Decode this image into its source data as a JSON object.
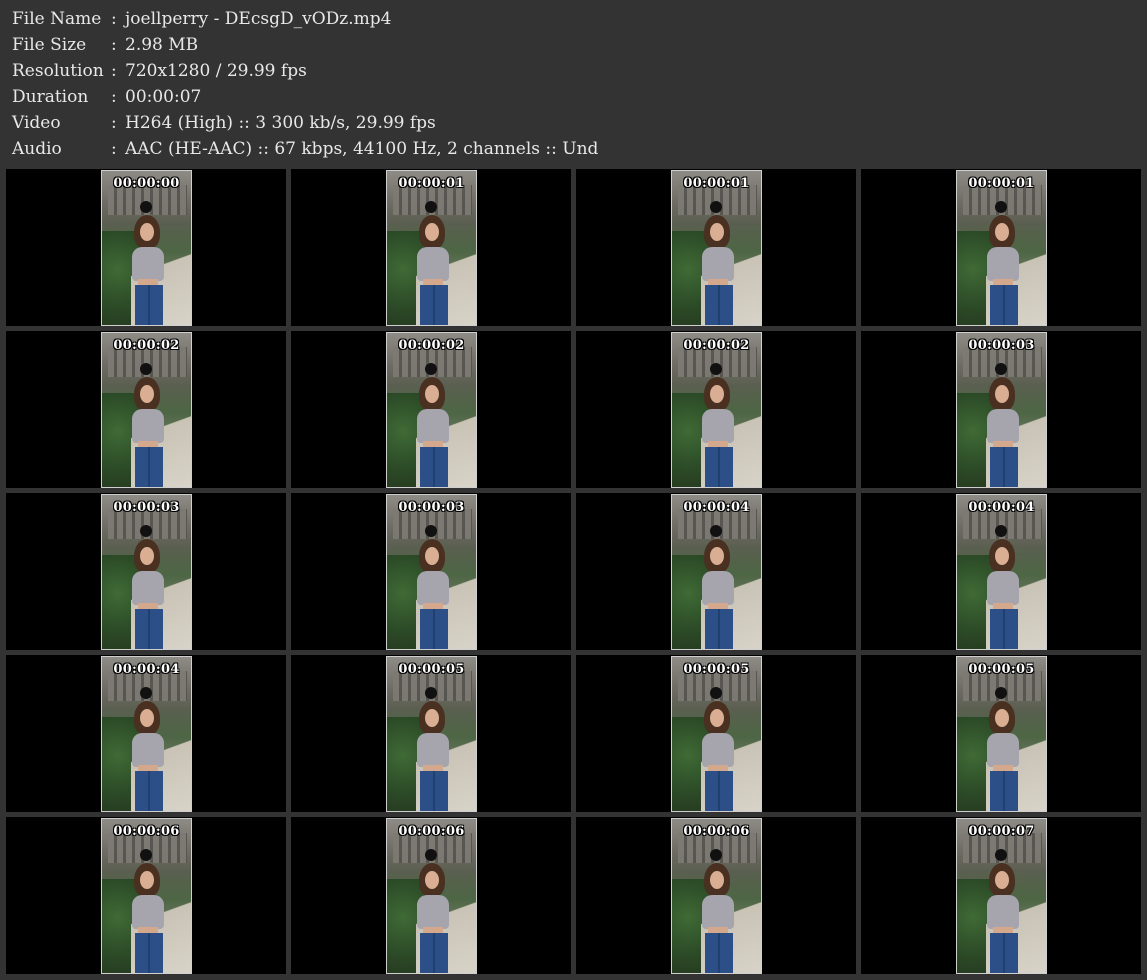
{
  "info": [
    {
      "label": "File Name",
      "value": "joellperry - DEcsgD_vODz.mp4"
    },
    {
      "label": "File Size",
      "value": "2.98 MB"
    },
    {
      "label": "Resolution",
      "value": "720x1280 / 29.99 fps"
    },
    {
      "label": "Duration",
      "value": "00:00:07"
    },
    {
      "label": "Video",
      "value": "H264 (High) :: 3 300 kb/s, 29.99 fps"
    },
    {
      "label": "Audio",
      "value": "AAC (HE-AAC) :: 67 kbps, 44100 Hz, 2 channels :: Und"
    }
  ],
  "separator": ":",
  "thumbnails": [
    "00:00:00",
    "00:00:01",
    "00:00:01",
    "00:00:01",
    "00:00:02",
    "00:00:02",
    "00:00:02",
    "00:00:03",
    "00:00:03",
    "00:00:03",
    "00:00:04",
    "00:00:04",
    "00:00:04",
    "00:00:05",
    "00:00:05",
    "00:00:05",
    "00:00:06",
    "00:00:06",
    "00:00:06",
    "00:00:07"
  ]
}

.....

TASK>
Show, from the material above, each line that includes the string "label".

RESPONSE AREA>
      "label": "File Name",
      "label": "File Size",
      "label": "Resolution",
      "label": "Duration",
      "label": "Video",
      "label": "Audio",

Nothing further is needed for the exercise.